[Provided entries]:

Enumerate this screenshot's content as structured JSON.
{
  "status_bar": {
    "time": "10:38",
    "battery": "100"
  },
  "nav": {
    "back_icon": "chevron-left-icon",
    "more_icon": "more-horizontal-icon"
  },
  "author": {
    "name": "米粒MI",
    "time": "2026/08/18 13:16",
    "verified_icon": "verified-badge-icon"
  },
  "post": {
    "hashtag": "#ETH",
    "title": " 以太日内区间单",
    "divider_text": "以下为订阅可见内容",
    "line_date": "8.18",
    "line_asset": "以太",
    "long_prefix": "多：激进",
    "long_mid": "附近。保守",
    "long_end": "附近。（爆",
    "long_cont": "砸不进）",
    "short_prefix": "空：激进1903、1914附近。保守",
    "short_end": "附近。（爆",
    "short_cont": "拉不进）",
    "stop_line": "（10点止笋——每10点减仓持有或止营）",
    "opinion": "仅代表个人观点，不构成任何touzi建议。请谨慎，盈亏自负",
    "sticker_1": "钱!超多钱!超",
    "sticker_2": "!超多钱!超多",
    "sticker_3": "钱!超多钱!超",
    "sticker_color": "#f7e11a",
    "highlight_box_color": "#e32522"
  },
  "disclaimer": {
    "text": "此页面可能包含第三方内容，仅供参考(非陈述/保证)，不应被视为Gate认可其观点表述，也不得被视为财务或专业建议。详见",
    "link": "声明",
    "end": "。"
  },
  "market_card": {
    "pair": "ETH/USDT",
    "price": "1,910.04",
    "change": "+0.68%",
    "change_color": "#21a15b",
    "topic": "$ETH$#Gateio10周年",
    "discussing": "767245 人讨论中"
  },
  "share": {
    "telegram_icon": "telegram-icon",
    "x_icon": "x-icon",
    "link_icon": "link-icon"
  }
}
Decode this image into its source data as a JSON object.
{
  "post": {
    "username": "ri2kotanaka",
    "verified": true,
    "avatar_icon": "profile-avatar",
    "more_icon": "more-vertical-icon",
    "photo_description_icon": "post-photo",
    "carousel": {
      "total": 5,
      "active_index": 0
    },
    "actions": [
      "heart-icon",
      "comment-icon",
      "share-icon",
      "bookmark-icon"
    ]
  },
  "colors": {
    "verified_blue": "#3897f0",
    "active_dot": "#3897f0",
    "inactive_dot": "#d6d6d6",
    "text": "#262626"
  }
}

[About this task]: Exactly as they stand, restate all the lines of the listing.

[Task answer]:
Enumerate this screenshot's content as structured JSON.
{
  "status_bar": {
    "time": "10:38",
    "battery": "100"
  },
  "nav": {
    "back_icon": "chevron-left-icon",
    "more_icon": "more-horizontal-icon"
  },
  "author": {
    "name": "米粒MI",
    "time": "2026/08/18 13:16",
    "verified_icon": "verified-badge-icon"
  },
  "post": {
    "hashtag": "#ETH",
    "title": " 以太日内区间单",
    "divider_text": "以下为订阅可见内容",
    "line_date": "8.18",
    "line_asset": "以太",
    "long_prefix": "多：激进",
    "long_mid": "附近。保守",
    "long_end": "附近。（爆",
    "long_cont": "砸不进）",
    "short_prefix": "空：激进1903、1914附近。保守",
    "short_end": "附近。（爆",
    "short_cont": "拉不进）",
    "stop_line": "（10点止笋——每10点减仓持有或止营）",
    "opinion": "仅代表个人观点，不构成任何touzi建议。请谨慎，盈亏自负",
    "sticker_1": "钱!超多钱!超",
    "sticker_2": "!超多钱!超多",
    "sticker_3": "钱!超多钱!超",
    "sticker_color": "#f7e11a",
    "highlight_box_color": "#e32522"
  },
  "disclaimer": {
    "text": "此页面可能包含第三方内容，仅供参考(非陈述/保证)，不应被视为Gate认可其观点表述，也不得被视为财务或专业建议。详见",
    "link": "声明",
    "end": "。"
  },
  "market_card": {
    "pair": "ETH/USDT",
    "price": "1,910.04",
    "change": "+0.68%",
    "change_color": "#21a15b",
    "topic": "$ETH$#Gateio10周年",
    "discussing": "767245 人讨论中"
  },
  "share": {
    "telegram_icon": "telegram-icon",
    "x_icon": "x-icon",
    "link_icon": "link-icon"
  }
}
Decode this image into its source data as a JSON object.
{
  "post": {
    "username": "ri2kotanaka",
    "verified": true,
    "avatar_icon": "profile-avatar",
    "more_icon": "more-vertical-icon",
    "photo_description_icon": "post-photo",
    "carousel": {
      "total": 5,
      "active_index": 0
    },
    "actions": [
      "heart-icon",
      "comment-icon",
      "share-icon",
      "bookmark-icon"
    ]
  },
  "colors": {
    "verified_blue": "#3897f0",
    "active_dot": "#3897f0",
    "inactive_dot": "#d6d6d6",
    "text": "#262626"
  }
}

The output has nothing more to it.